## Listed records
⁂

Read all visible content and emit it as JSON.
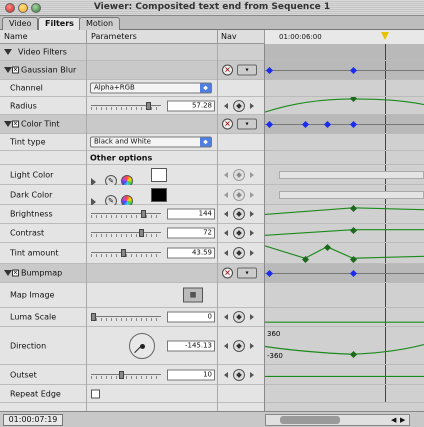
{
  "window": {
    "title": "Viewer: Composited text end from Sequence 1"
  },
  "tabs": [
    {
      "label": "Video"
    },
    {
      "label": "Filters"
    },
    {
      "label": "Motion"
    }
  ],
  "columns": {
    "name": "Name",
    "parameters": "Parameters",
    "nav": "Nav",
    "ruler_time": "01:00:06:00"
  },
  "rows": {
    "video_filters": "Video Filters",
    "gaussian_blur": "Gaussian Blur",
    "channel": {
      "label": "Channel",
      "value": "Alpha+RGB"
    },
    "radius": {
      "label": "Radius",
      "value": "57.28"
    },
    "color_tint": "Color Tint",
    "tint_type": {
      "label": "Tint type",
      "value": "Black and White"
    },
    "other_options": "Other options",
    "light_color": {
      "label": "Light Color"
    },
    "dark_color": {
      "label": "Dark Color"
    },
    "brightness": {
      "label": "Brightness",
      "value": "144"
    },
    "contrast": {
      "label": "Contrast",
      "value": "72"
    },
    "tint_amount": {
      "label": "Tint amount",
      "value": "43.59"
    },
    "bumpmap": "Bumpmap",
    "map_image": {
      "label": "Map Image"
    },
    "luma_scale": {
      "label": "Luma Scale",
      "value": "0"
    },
    "direction": {
      "label": "Direction",
      "value": "-145.13",
      "graph_max": "360",
      "graph_min": "-360"
    },
    "outset": {
      "label": "Outset",
      "value": "10"
    },
    "repeat_edge": {
      "label": "Repeat Edge"
    }
  },
  "status": {
    "timecode": "01:00:07:19"
  },
  "colors": {
    "light_color_swatch": "#ffffff",
    "dark_color_swatch": "#000000",
    "keyframe_blue": "#1a2cf0",
    "curve_green": "#1c8a1c"
  }
}
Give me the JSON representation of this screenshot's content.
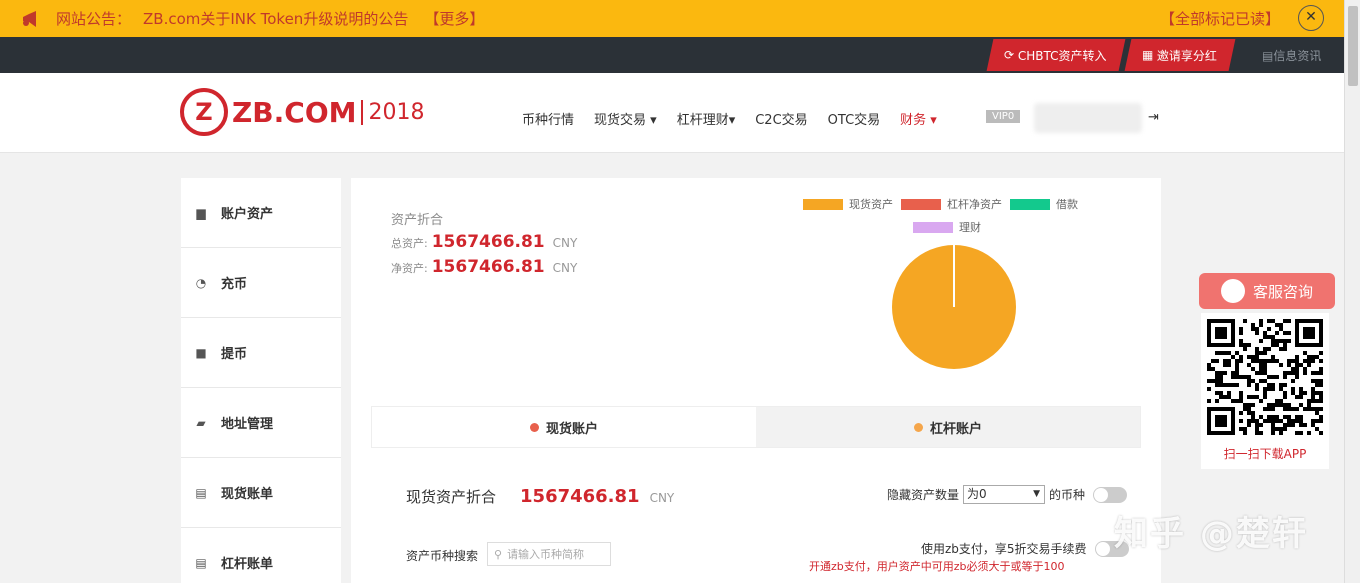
{
  "notice": {
    "label": "网站公告：",
    "text": "ZB.com关于INK Token升级说明的公告",
    "more": "【更多】",
    "mark_all": "【全部标记已读】",
    "close": "✕"
  },
  "topbar": {
    "chbtc": "CHBTC资产转入",
    "invite": "邀请享分红",
    "news": "信息资讯"
  },
  "header": {
    "logo_word": "ZB.COM",
    "logo_year": "2018",
    "nav": [
      {
        "label": "币种行情"
      },
      {
        "label": "现货交易 ▾"
      },
      {
        "label": "杠杆理财▾"
      },
      {
        "label": "C2C交易"
      },
      {
        "label": "OTC交易"
      },
      {
        "label": "财务 ▾"
      }
    ],
    "vip": "VIP0",
    "logout_icon": "logout-icon"
  },
  "sidebar": {
    "items": [
      {
        "label": "账户资产",
        "icon": "camera-icon"
      },
      {
        "label": "充币",
        "icon": "deposit-icon"
      },
      {
        "label": "提币",
        "icon": "briefcase-icon"
      },
      {
        "label": "地址管理",
        "icon": "wallet-icon"
      },
      {
        "label": "现货账单",
        "icon": "ledger-icon"
      },
      {
        "label": "杠杆账单",
        "icon": "ledger-icon"
      }
    ]
  },
  "summary": {
    "title": "资产折合",
    "total_label": "总资产:",
    "total_value": "1567466.81",
    "net_label": "净资产:",
    "net_value": "1567466.81",
    "currency": "CNY"
  },
  "chart_data": {
    "type": "pie",
    "title": "",
    "legend": [
      "现货资产",
      "杠杆净资产",
      "借款",
      "理财"
    ],
    "colors": [
      "#f5a623",
      "#e8604c",
      "#13c98d",
      "#d9a8f0"
    ],
    "values": [
      1567466.81,
      0,
      0,
      0
    ],
    "legend_position": "top"
  },
  "tabs": [
    {
      "label": "现货账户",
      "dot_color": "#e8604c"
    },
    {
      "label": "杠杆账户",
      "dot_color": "#f5a64b"
    }
  ],
  "spot": {
    "label": "现货资产折合",
    "value": "1567466.81",
    "currency": "CNY"
  },
  "hide_ctl": {
    "label": "隐藏资产数量",
    "select_value": "为0",
    "suffix": "的币种"
  },
  "search": {
    "label": "资产币种搜索",
    "placeholder": "请输入币种简称"
  },
  "zb_pay": {
    "label": "使用zb支付，享5折交易手续费",
    "note": "开通zb支付，用户资产中可用zb必须大于或等于100"
  },
  "service": {
    "button": "客服咨询",
    "scan": "扫一扫下载APP"
  },
  "watermark": "知乎 @楚轩"
}
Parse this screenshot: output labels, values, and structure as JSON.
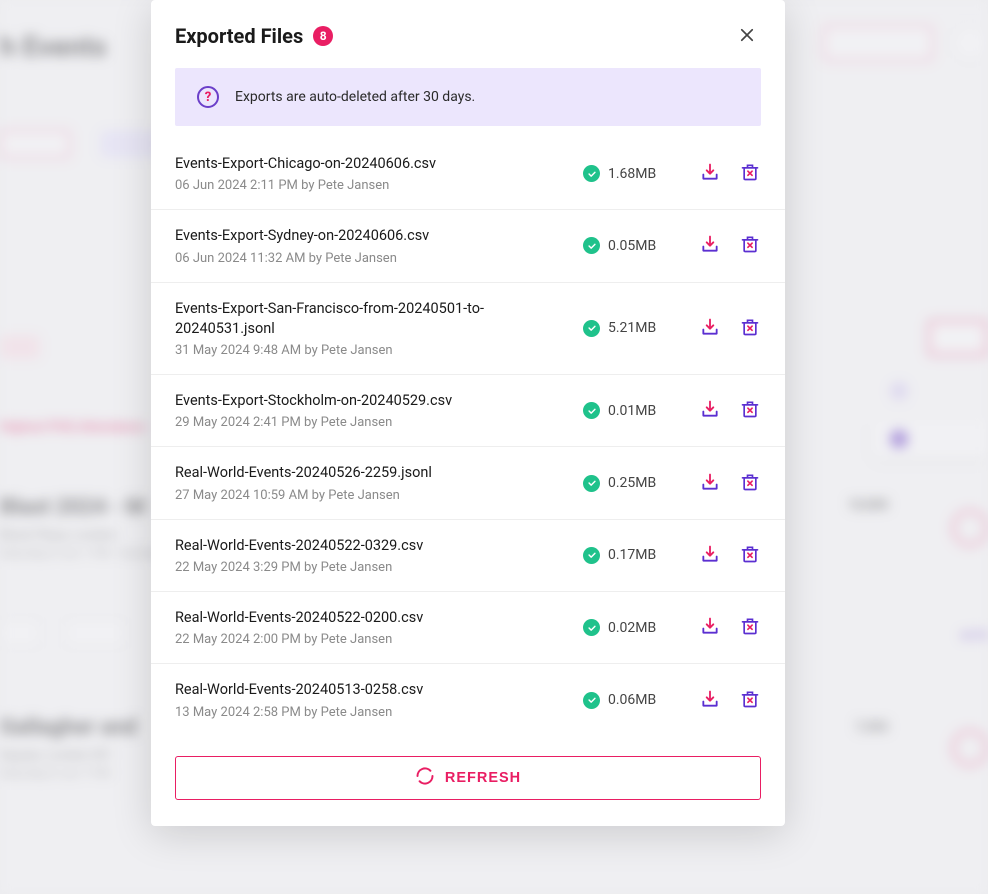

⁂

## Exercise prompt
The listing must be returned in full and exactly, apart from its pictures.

## Written response
Read all visible content and emit it as JSON.
{
  "window": {
    "title": "Viewer: Composited text end from Sequence 1"
  },
  "tabs": [
    {
      "label": "Video"
    },
    {
      "label": "Filters"
    },
    {
      "label": "Motion"
    }
  ],
  "columns": {
    "name": "Name",
    "parameters": "Parameters",
    "nav": "Nav",
    "ruler_time": "01:00:06:00"
  },
  "rows": {
    "video_filters": "Video Filters",
    "gaussian_blur": "Gaussian Blur",
    "channel": {
      "label": "Channel",
      "value": "Alpha+RGB"
    },
    "radius": {
      "label": "Radius",
      "value": "57.28"
    },
    "color_tint": "Color Tint",
    "tint_type": {
      "label": "Tint type",
      "value": "Black and White"
    },
    "other_options": "Other options",
    "light_color": {
      "label": "Light Color"
    },
    "dark_color": {
      "label": "Dark Color"
    },
    "brightness": {
      "label": "Brightness",
      "value": "144"
    },
    "contrast": {
      "label": "Contrast",
      "value": "72"
    },
    "tint_amount": {
      "label": "Tint amount",
      "value": "43.59"
    },
    "bumpmap": "Bumpmap",
    "map_image": {
      "label": "Map Image"
    },
    "luma_scale": {
      "label": "Luma Scale",
      "value": "0"
    },
    "direction": {
      "label": "Direction",
      "value": "-145.13",
      "graph_max": "360",
      "graph_min": "-360"
    },
    "outset": {
      "label": "Outset",
      "value": "10"
    },
    "repeat_edge": {
      "label": "Repeat Edge"
    }
  },
  "status": {
    "timecode": "01:00:07:19"
  },
  "colors": {
    "light_color_swatch": "#ffffff",
    "dark_color_swatch": "#000000",
    "keyframe_blue": "#1a2cf0",
    "curve_green": "#1c8a1c"
  }
}
Give me the JSON representation of this screenshot's content.
{
  "notice": {
    "label": "网站公告：",
    "text": "ZB.com关于INK Token升级说明的公告",
    "more": "【更多】",
    "mark_all": "【全部标记已读】",
    "close": "✕"
  },
  "topbar": {
    "chbtc": "CHBTC资产转入",
    "invite": "邀请享分红",
    "news": "信息资讯"
  },
  "header": {
    "logo_word": "ZB.COM",
    "logo_year": "2018",
    "nav": [
      {
        "label": "币种行情"
      },
      {
        "label": "现货交易 ▾"
      },
      {
        "label": "杠杆理财▾"
      },
      {
        "label": "C2C交易"
      },
      {
        "label": "OTC交易"
      },
      {
        "label": "财务 ▾"
      }
    ],
    "vip": "VIP0",
    "logout_icon": "logout-icon"
  },
  "sidebar": {
    "items": [
      {
        "label": "账户资产",
        "icon": "camera-icon"
      },
      {
        "label": "充币",
        "icon": "deposit-icon"
      },
      {
        "label": "提币",
        "icon": "briefcase-icon"
      },
      {
        "label": "地址管理",
        "icon": "wallet-icon"
      },
      {
        "label": "现货账单",
        "icon": "ledger-icon"
      },
      {
        "label": "杠杆账单",
        "icon": "ledger-icon"
      }
    ]
  },
  "summary": {
    "title": "资产折合",
    "total_label": "总资产:",
    "total_value": "1567466.81",
    "net_label": "净资产:",
    "net_value": "1567466.81",
    "currency": "CNY"
  },
  "chart_data": {
    "type": "pie",
    "title": "",
    "legend": [
      "现货资产",
      "杠杆净资产",
      "借款",
      "理财"
    ],
    "colors": [
      "#f5a623",
      "#e8604c",
      "#13c98d",
      "#d9a8f0"
    ],
    "values": [
      1567466.81,
      0,
      0,
      0
    ],
    "legend_position": "top"
  },
  "tabs": [
    {
      "label": "现货账户",
      "dot_color": "#e8604c"
    },
    {
      "label": "杠杆账户",
      "dot_color": "#f5a64b"
    }
  ],
  "spot": {
    "label": "现货资产折合",
    "value": "1567466.81",
    "currency": "CNY"
  },
  "hide_ctl": {
    "label": "隐藏资产数量",
    "select_value": "为0",
    "suffix": "的币种"
  },
  "search": {
    "label": "资产币种搜索",
    "placeholder": "请输入币种简称"
  },
  "zb_pay": {
    "label": "使用zb支付，享5折交易手续费",
    "note": "开通zb支付，用户资产中可用zb必须大于或等于100"
  },
  "service": {
    "button": "客服咨询",
    "scan": "扫一扫下载APP"
  },
  "watermark": "知乎 @楚轩"
}
Parse this screenshot: output labels, values, and structure as JSON.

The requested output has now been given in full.